Task prompt
Could you find every line in the entries below that holds the word "days" and copy it?

Dataset excerpts
-.-.-

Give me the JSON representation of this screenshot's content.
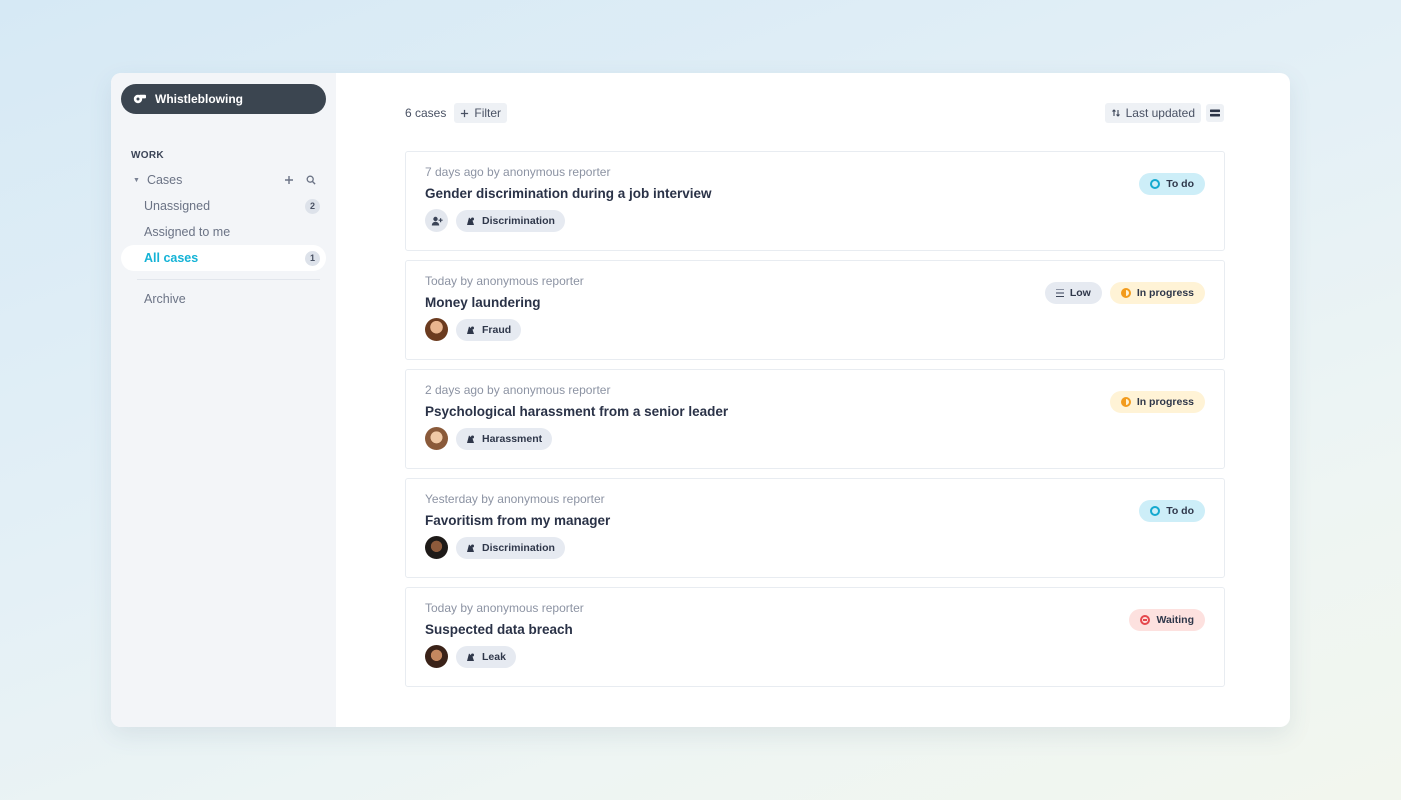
{
  "sidebar": {
    "workspace": "Whistleblowing",
    "section": "WORK",
    "cases_label": "Cases",
    "items": [
      {
        "label": "Unassigned",
        "count": "2"
      },
      {
        "label": "Assigned to me",
        "count": ""
      },
      {
        "label": "All cases",
        "count": "1"
      }
    ],
    "archive": "Archive"
  },
  "toolbar": {
    "count": "6 cases",
    "filter": "Filter",
    "sort": "Last updated"
  },
  "cases": [
    {
      "meta": "7 days ago by anonymous reporter",
      "title": "Gender discrimination during a job interview",
      "category": "Discrimination",
      "priority": "",
      "status": "To do",
      "avatar": "add-assignee-icon"
    },
    {
      "meta": "Today by anonymous reporter",
      "title": "Money laundering",
      "category": "Fraud",
      "priority": "Low",
      "status": "In progress",
      "avatar": "assignee-avatar"
    },
    {
      "meta": "2 days ago by anonymous reporter",
      "title": "Psychological harassment from a senior leader",
      "category": "Harassment",
      "priority": "",
      "status": "In progress",
      "avatar": "assignee-avatar"
    },
    {
      "meta": "Yesterday by anonymous reporter",
      "title": "Favoritism from my manager",
      "category": "Discrimination",
      "priority": "",
      "status": "To do",
      "avatar": "assignee-avatar"
    },
    {
      "meta": "Today by anonymous reporter",
      "title": "Suspected data breach",
      "category": "Leak",
      "priority": "",
      "status": "Waiting",
      "avatar": "assignee-avatar"
    }
  ],
  "colors": {
    "accent": "#14b3d6",
    "sidebar_bg": "#f3f5f8",
    "workspace_bg": "#3b4550",
    "todo": "#cdeef8",
    "in_progress": "#fff3d6",
    "waiting": "#fde1df"
  }
}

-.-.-

Answer for this exercise
      "meta": "7 days ago by anonymous reporter",
      "meta": "2 days ago by anonymous reporter",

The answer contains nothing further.